References[edit]

  1. ^ Riedel, Bruce (2010). The Search for Al Qaeda: Its Leadership, Ideology, and Future (2nd Revised ed.). Brookings Institution. pp. 66–67. ISBN 978-0-8157-0451-5. 
  2. ^ Gutman, Roy (2008). How We Missed the Story: Osama Bin Laden, the Taliban, and the Hijacking of Afghanistan. Institute of Peace Press. p. 142. ISBN 978-1-60127-024-5. 
  3. ^ "The massacre in Mazar-i Sharif". Human Rights Watch Organization. November 1998. Retrieved 2008-11-04. 
  4. ^ Jehl, Douglas (1998-09-11). "Iran Holds Taliban Responsible for 9 Diplomats' Deaths". The New York Times. Retrieved 2008-11-04. 
  5. ^ Jehl, Douglas (1998-09-12). "For Death of Its Diplomats, Iran Vows Blood for Blood". The New York Times.
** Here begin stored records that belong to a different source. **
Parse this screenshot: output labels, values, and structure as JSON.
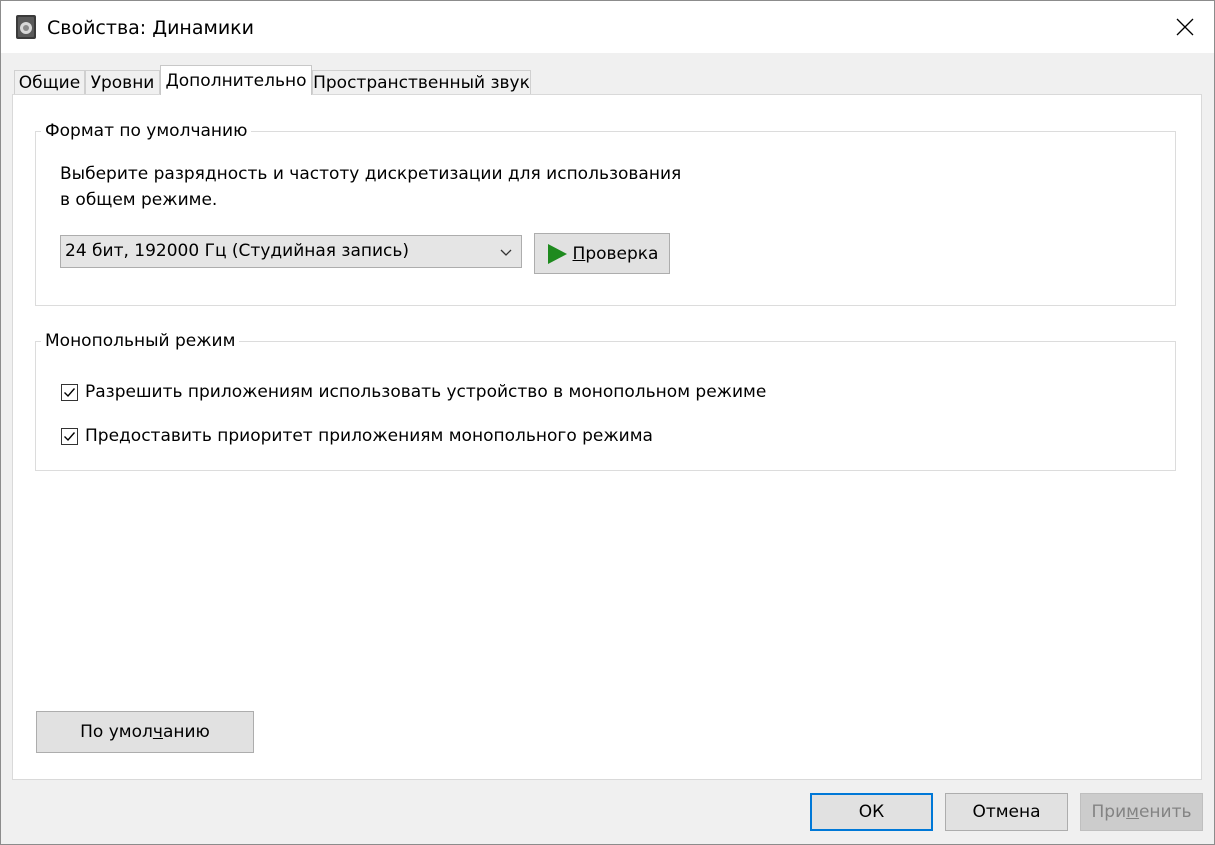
{
  "window": {
    "title": "Свойства: Динамики"
  },
  "tabs": [
    {
      "label": "Общие"
    },
    {
      "label": "Уровни"
    },
    {
      "label": "Дополнительно",
      "active": true
    },
    {
      "label": "Пространственный звук"
    }
  ],
  "default_format": {
    "legend": "Формат по умолчанию",
    "description_line1": "Выберите разрядность и частоту дискретизации для использования",
    "description_line2": "в общем режиме.",
    "format_value": "24 бит, 192000 Гц (Студийная запись)",
    "test_button": {
      "mnemonic": "П",
      "rest": "роверка"
    }
  },
  "exclusive_mode": {
    "legend": "Монопольный режим",
    "options": [
      {
        "label": "Разрешить приложениям использовать устройство в монопольном режиме",
        "checked": true
      },
      {
        "label": "Предоставить приоритет приложениям монопольного режима",
        "checked": true
      }
    ]
  },
  "restore_defaults": {
    "pre": "По умол",
    "mnemonic": "ч",
    "post": "анию"
  },
  "footer": {
    "ok": "ОК",
    "cancel": "Отмена",
    "apply": {
      "pre": "При",
      "mnemonic": "м",
      "post": "енить"
    }
  },
  "colors": {
    "accent": "#0078d7",
    "play_green": "#1e8a1e",
    "disabled_text": "#838383"
  }
}
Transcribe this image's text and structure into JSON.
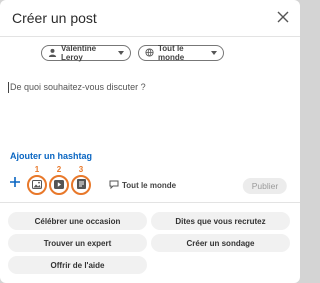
{
  "modal": {
    "title": "Créer un post",
    "close_icon": "close-icon"
  },
  "audience": {
    "user_name": "Valentine Leroy",
    "user_icon": "person-icon",
    "visibility": "Tout le monde",
    "visibility_icon": "globe-icon"
  },
  "compose": {
    "placeholder": "De quoi souhaitez-vous discuter ?"
  },
  "hashtag": {
    "label": "Ajouter un hashtag"
  },
  "toolbar": {
    "add_icon": "plus-icon",
    "markers": [
      {
        "number": "1",
        "icon": "image-icon"
      },
      {
        "number": "2",
        "icon": "video-icon"
      },
      {
        "number": "3",
        "icon": "document-icon"
      }
    ],
    "comment_visibility": "Tout le monde",
    "comment_icon": "comment-icon",
    "publish_label": "Publier"
  },
  "suggestions": [
    "Célébrer une occasion",
    "Dites que vous recrutez",
    "Trouver un expert",
    "Créer un sondage",
    "Offrir de l'aide"
  ],
  "colors": {
    "accent_link": "#0a66c2",
    "annotation": "#e8782a",
    "publish_disabled_bg": "#ececec",
    "publish_disabled_text": "#9a9a9a",
    "chip_bg": "#f1f1f1"
  }
}
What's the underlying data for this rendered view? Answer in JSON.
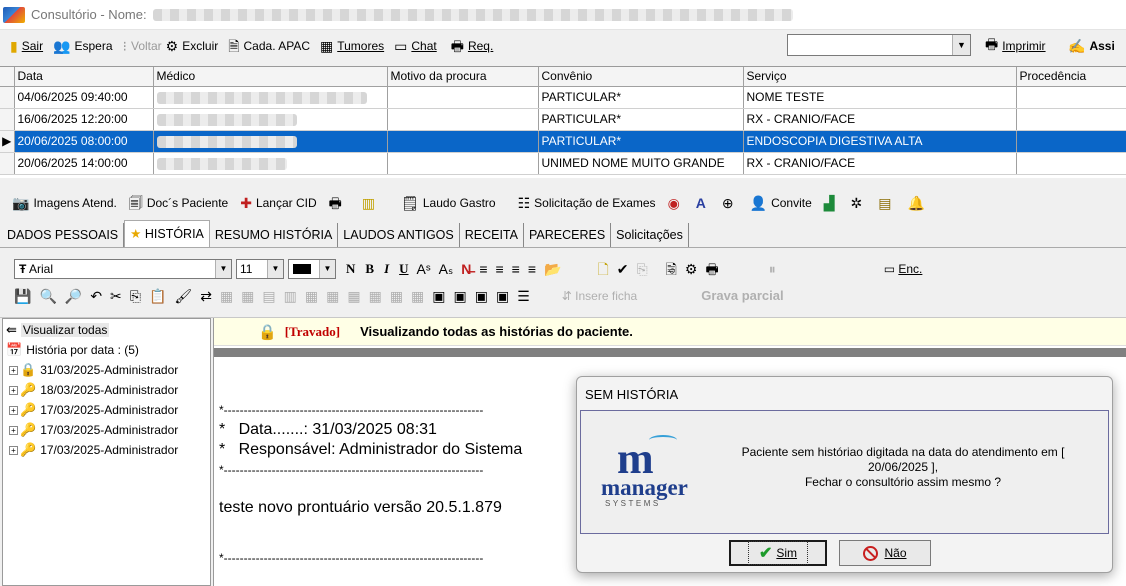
{
  "window": {
    "title": "Consultório - Nome:"
  },
  "toolbar": {
    "sair": "Sair",
    "espera": "Espera",
    "voltar": "Voltar",
    "excluir": "Excluir",
    "cada_apac": "Cada. APAC",
    "tumores": "Tumores",
    "chat": "Chat",
    "req": "Req.",
    "imprimir": "Imprimir",
    "assi": "Assi"
  },
  "grid": {
    "columns": [
      "Data",
      "Médico",
      "Motivo da procura",
      "Convênio",
      "Serviço",
      "Procedência"
    ],
    "rows": [
      {
        "data": "04/06/2025 09:40:00",
        "medico": "",
        "motivo": "",
        "convenio": "PARTICULAR*",
        "servico": "NOME TESTE",
        "procedencia": ""
      },
      {
        "data": "16/06/2025 12:20:00",
        "medico": "",
        "motivo": "",
        "convenio": "PARTICULAR*",
        "servico": "RX - CRANIO/FACE",
        "procedencia": ""
      },
      {
        "data": "20/06/2025 08:00:00",
        "medico": "",
        "motivo": "",
        "convenio": "PARTICULAR*",
        "servico": "ENDOSCOPIA DIGESTIVA ALTA",
        "procedencia": ""
      },
      {
        "data": "20/06/2025 14:00:00",
        "medico": "",
        "motivo": "",
        "convenio": "UNIMED NOME MUITO GRANDE",
        "servico": "RX - CRANIO/FACE",
        "procedencia": ""
      }
    ],
    "selected_row": 2
  },
  "actions": {
    "imagens": "Imagens Atend.",
    "docs": "Doc´s Paciente",
    "cid": "Lançar CID",
    "laudo": "Laudo Gastro",
    "solicitacao": "Solicitação de Exames",
    "convite": "Convite"
  },
  "tabs": [
    "DADOS PESSOAIS",
    "HISTÓRIA",
    "RESUMO HISTÓRIA",
    "LAUDOS ANTIGOS",
    "RECEITA",
    "PARECERES",
    "Solicitações"
  ],
  "active_tab": "HISTÓRIA",
  "editor": {
    "font": "Arial",
    "size": "11",
    "bold": "N",
    "bold2": "B",
    "italic": "I",
    "underline": "U",
    "insere_ficha": "Insere ficha",
    "grava_parcial": "Grava parcial",
    "enc": "Enc."
  },
  "tree": {
    "visualizar": "Visualizar todas",
    "historia_por_data": "História por data : (5)",
    "items": [
      {
        "label": "31/03/2025-Administrador",
        "icon": "lock"
      },
      {
        "label": "18/03/2025-Administrador",
        "icon": "key"
      },
      {
        "label": "17/03/2025-Administrador",
        "icon": "key"
      },
      {
        "label": "17/03/2025-Administrador",
        "icon": "key"
      },
      {
        "label": "17/03/2025-Administrador",
        "icon": "key"
      }
    ]
  },
  "content": {
    "travado": "[Travado]",
    "visualizando": "Visualizando todas as histórias do paciente.",
    "sep": "*-----------------------------------------------------------------",
    "data_line": "*   Data.......: 31/03/2025 08:31",
    "resp_line": "*   Responsável: Administrador do Sistema",
    "body": "teste novo prontuário versão 20.5.1.879"
  },
  "dialog": {
    "title": "SEM HISTÓRIA",
    "message_line1": "Paciente sem históriao digitada na data do atendimento em [",
    "message_line2": "20/06/2025 ],",
    "message_line3": "Fechar o consultório assim mesmo ?",
    "yes": "Sim",
    "no": "Não",
    "logo_word": "manager",
    "logo_sub": "SYSTEMS"
  }
}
Retrieved 2008-11-04. 
  6. ^ session 53 The situation in Afghanistan and its implications for international peace and security page 2 on 23 November 1998
  7. ^ "Taliban, Iran hold talks". CNN. 1999-02-03. Retrieved 2008-11-04. 
  8. ^ Senate blasts naming Balkh street after Iranians, by Abasin Zaheer. August 12, 2012. Pajhwok Afghan News.
  9. ^ a b In Afghanistan, Scandal Erupts Over Changing Street Name To Honor Iranians, By RFE/RL's Radio Free Afghanistan. August 15, 2012 .
  10. ^ Noor defends naming Balkh street after Iranians, by Zabihullah Ihsas. September 29, 2012.